Big Flix Pvt Ltd, the digital media arm of Reliance Group, is all set to remove music videos from Bigflix.com, the company's movies on demand service. The changes will come into effect by early next month, sources close to the development told Techcircle.in.
Late last month, the company added Malayalam Catalogue of over 200 movies to its offerings, taking the total number of movies available on the site to 2,134. This includes Bengali (96), Bhojpuri (6), English (158), Gujarati (5), Hindi (756), Kannada (51), Malayalam (204), Marathi (20), Punjabi (7), Tamil (389), Telegu (354) and world movies (88). The company also claims that it is adding around 200 movies to its catalogue on a monthly basis.

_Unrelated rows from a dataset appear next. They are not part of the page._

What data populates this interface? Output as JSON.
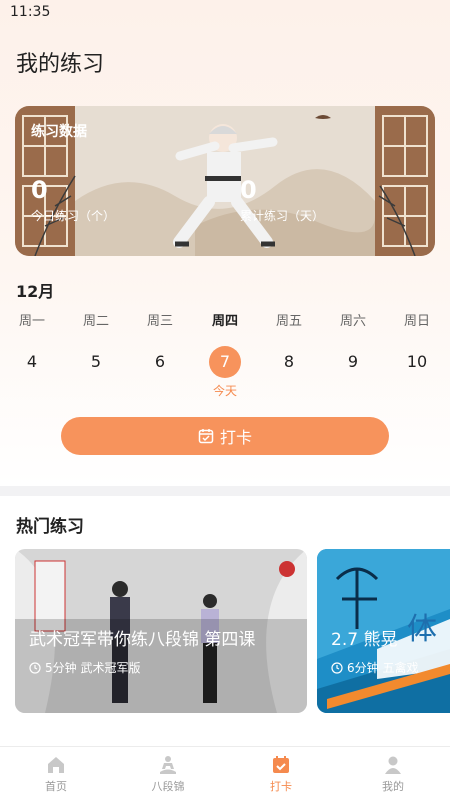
{
  "status_bar": {
    "time": "11:35"
  },
  "page_title": "我的练习",
  "stats": {
    "title": "练习数据",
    "today_count": "0",
    "today_label": "今日练习（个）",
    "total_days": "0",
    "total_label": "累计练习（天）"
  },
  "calendar": {
    "month": "12月",
    "days": [
      {
        "weekday": "周一",
        "date": "4"
      },
      {
        "weekday": "周二",
        "date": "5"
      },
      {
        "weekday": "周三",
        "date": "6"
      },
      {
        "weekday": "周四",
        "date": "7"
      },
      {
        "weekday": "周五",
        "date": "8"
      },
      {
        "weekday": "周六",
        "date": "9"
      },
      {
        "weekday": "周日",
        "date": "10"
      }
    ],
    "today_label": "今天"
  },
  "checkin_label": "打卡",
  "hot": {
    "title": "热门练习",
    "cards": [
      {
        "title": "武术冠军带你练八段锦 第四课",
        "meta": "5分钟 武术冠军版"
      },
      {
        "title": "2.7 熊晃",
        "meta": "6分钟 五禽戏",
        "poster_text": "体"
      }
    ]
  },
  "tabs": [
    {
      "label": "首页",
      "icon": "home-icon"
    },
    {
      "label": "八段锦",
      "icon": "meditation-icon"
    },
    {
      "label": "打卡",
      "icon": "calendar-check-icon",
      "active": true
    },
    {
      "label": "我的",
      "icon": "user-icon"
    }
  ],
  "colors": {
    "accent": "#f7935c",
    "accent_text": "#f58a4e"
  }
}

It also claims to have crossed the 20,000 paid subscribers mark within nine months of operations, which is impressive, but still a fraction of the over 1.5 lakh subscribers it had when it shut down its physical distribution business late last year. The company later launched its subscription-based video on demand service.
Post that, it struck a deal with UTV Motion Pictures, partnered with VAS content and enterprise messaging solutions firm Unisys Infosolutions and also tied-up with Sony India to preload BIGFLIX Plus application in Sony Bravia Internet TV and Sony's Tablets S & P. The company also partnered with Reliance Communications (RCOM) to offer movies to all Reliance 3G subscribers at the cost of Rs 30 per movie and launched an app for the Windows Phone platform (it already has an Android and an iOS app), claiming to be the first one to do so.
But while US-based Netflix (of which BigFlix is an Indian clone) had faced a lot of problems, while making a similar transition, it was mostly smooth sailing for BigFlix (at least that it what it claims). This was primarily because the company made sure to communicate its intentions (of closing down the DVD rental business) to its subscribers well in advance (both via e-mail as well as on call). It also made sure the refunds (wherever required) happened on time and also offered free subscriptions to existing customers in an attempt to retain them.
The company faces competition from the likes of Times Internet Ltd's BoxTV, Eros Now and Spuul. In comparison, Eros Now offers both movies and music, BoxTV offers movies and TV shows and Spuul offers movies, TV shows as well as IIFA coverage.